Did you catch the news cycle earlier this month where A&E critics were checking for vital signs within the Philadelphia jazz scene due to recent venue format changes? With quite an outpour of commentary on blogs (here and here) from promoters, artists, and fans from around the regional community, we decided to talk with our patrons directly to hear their take on the scene.
Eric Flett, an Associate Professor of Theology and Culture at Eastern University, recognized the liveliness of the jazz scene and underscores our role within it.
“I applaud the programming of the Painted Bride,” he wrote,” and I was fortunate enough to take my 16-year-old to see Dave Holland a few years ago. A spectacular show and a wonderful venue. The price was right, the quality of the band unparalleled, and the intimacy of the venue and respect of the crowd was great. Those are my three main considerations when seeking out jazz. I want a good experience, and I want my kids to have a good experience, because I want the jazz tradition to grow and move forward.”
Still, Flett has some concern about the future of jazz asserting, “Let’s find ways to make it easier for them by making the scene in Philly more accessible to its youngest players and budding enthusiasts,” he wrote. With music programs in jeopardy and tight budgets based on the economy, Flett worries that jazz could be on its way out unless places like the Bride step in to make it accessible and new.
Longtime Bride patron Edwin Steiner recognized challenges in Philadelphia’s jazz scene but said ultimately, “…Philly has grit and the ability for innovation.” He and his wife Gail have been enjoying jazz performances here for 20 years. “Thanks for keeping [jazz] alive!” Gail wrote.
The Steiners’ introduction to the Bride as an institution is heartwarming, but not uncommon.

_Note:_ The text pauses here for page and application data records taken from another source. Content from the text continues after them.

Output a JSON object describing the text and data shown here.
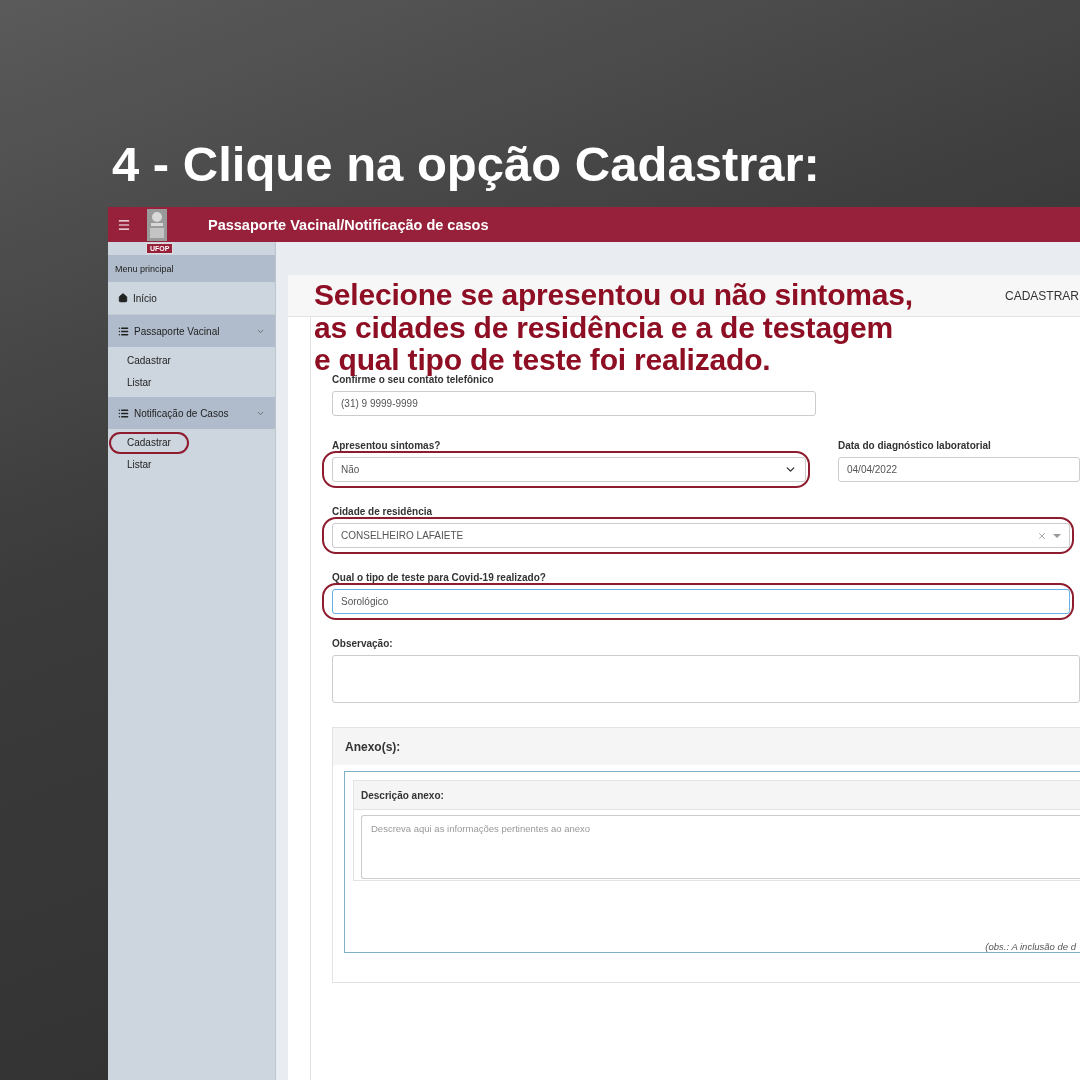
{
  "headline": "4 - Clique na opção Cadastrar:",
  "app": {
    "title": "Passaporte Vacinal/Notificação de casos",
    "logo_badge": "UFOP"
  },
  "sidebar": {
    "menu_title": "Menu principal",
    "items": [
      {
        "kind": "link",
        "label": "Início"
      },
      {
        "kind": "section",
        "label": "Passaporte Vacinal",
        "expanded": true,
        "children": [
          {
            "label": "Cadastrar",
            "highlighted": false
          },
          {
            "label": "Listar",
            "highlighted": false
          }
        ]
      },
      {
        "kind": "section",
        "label": "Notificação de Casos",
        "expanded": true,
        "children": [
          {
            "label": "Cadastrar",
            "highlighted": true
          },
          {
            "label": "Listar",
            "highlighted": false
          }
        ]
      }
    ]
  },
  "form": {
    "card_title": "CADASTRAR",
    "annotation": [
      "Selecione se apresentou ou não sintomas,",
      "as cidades de residência e a de testagem",
      "e qual tipo de teste foi realizado."
    ],
    "rows": [
      {
        "kind": "half",
        "fields": [
          {
            "kind": "text",
            "label": "Confirme o seu contato telefônico",
            "value": "(31) 9 9999-9999",
            "highlighted": false,
            "focused": false
          }
        ]
      },
      {
        "fields": [
          {
            "kind": "select",
            "label": "Apresentou sintomas?",
            "value": "Não",
            "highlighted": true,
            "focused": false
          },
          {
            "kind": "text",
            "label": "Data do diagnóstico laboratorial",
            "value": "04/04/2022",
            "highlighted": false,
            "focused": false
          }
        ]
      },
      {
        "fields": [
          {
            "kind": "combo",
            "label": "Cidade de residência",
            "value": "CONSELHEIRO LAFAIETE",
            "highlighted": true,
            "focused": false
          }
        ]
      },
      {
        "fields": [
          {
            "kind": "text",
            "label": "Qual o tipo de teste para Covid-19 realizado?",
            "value": "Sorológico",
            "highlighted": true,
            "focused": true
          }
        ]
      },
      {
        "fields": [
          {
            "kind": "textarea",
            "label": "Observação:",
            "highlighted": false,
            "focused": false
          }
        ]
      }
    ],
    "attachments": {
      "title": "Anexo(s):",
      "description_label": "Descrição anexo:",
      "description_placeholder": "Descreva aqui as informações pertinentes ao anexo",
      "note": "(obs.: A inclusão de d"
    }
  }
}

Edwin came upon the Bride by happy accident, and because of his positive experience here, he has been a frequent visitor ever since.
“One night I stumbled into the Bride where Naomi, our teenage daughter, had instructed me to pick her up from a catering gig. The mood was festive and the folk and space incredibly hospitable… ‘Come on in, eat and drink and hang with us!’ A real musicians’ party, where half of the crowd seemed to wind up on stage performing at one point or another. Upon leaving this ‘real deal’ party I noticed the poster with the upcoming show by Elvin Jones…
I asked the guy at your desk if there were still tickets. ‘It’s pretty much sold out but if you’re interested in ushering, taking down chairs after the show and a bit of cleanup, we could use your help.’ Now, I thought to myself, I had really arrived!
My wife Gail and I can only look back with pride and awe at almost 20 years of quality Jazz at the Bride personally, from Elvin, Hannibal, Kurt Elling to Dave Holland and Spoken Hand… the list goes on spanning a wide spectrum of an incredible variety of artistic class and excellence…. Thanks for 40 years and still going strong! May the blessings continue to abound!”
Of course, no matter what the Bride is doing, some jazz lovers are a little irritated when other music genres dominate music culture. Thomas A. Campbell wrote, “No disrespect, but it pains me so to realize that Justin Bieber get more gigs, press, etc., than _____________________ fill in the blank with a jazz musician’s name. It’s sinful.” The Bride has no hate for the Biebs, but we hear you, Thomas.
Instead of wondering the cause of Chris’ Jazz Café’s diversification, Brendan McGeehan wonders about the places where things are going right.
… what we must do is be more in tune with where the enthusiasm and energy is derived. Mr. Stuart’s festival [Ernest Stuart’s Center City Jazz Festival] last year was wildly successful. His “outside the box” thinking truly proved its worth. We should be trying to figure out the cause of the festival’s success, tap into it, and use it as a model for our year round programming. We need to be talking about what works for presenting jazz in Philly…This we owe to the wonderful players that deserve to be heard.
Critics also help to affirm the efforts of the Bride. Marked by two recent American Society of Composers, Authors, and Publishers (ASCAP) awards for “Best Adventurous Music,” the Bride’s jazz series has progressively grown global featuring trailblazers who have made authentic cultural contributions to the growth of the genre such as Rudresh Mahanthappa, Emillo Solla, Francisco Mela. The Bride was also recently named in Downbeat’s Top 150 International Jazz Venues for the third consecutive year. Need proof? Just check out some of the photos from last weekend’s concert of The Cookers here at the Bride.
Thank you to all who responded to our call for authentic voices on the subject. We are grateful for your time, opinion, and patronage. Add to the conversation now by commenting below or share this blog post with a friend who’s Talkin’ All That Jazz.
End the end of the day, let’s not just talk about, let’s be about it. Save the date and consider joining us on March 16th for Bésame Brew, our annual party with a purpose honoring the artists and music that have graced the Bride’s stage over 40 years while celebrating spirit of exploration and the new possibilities that lie ahead. . .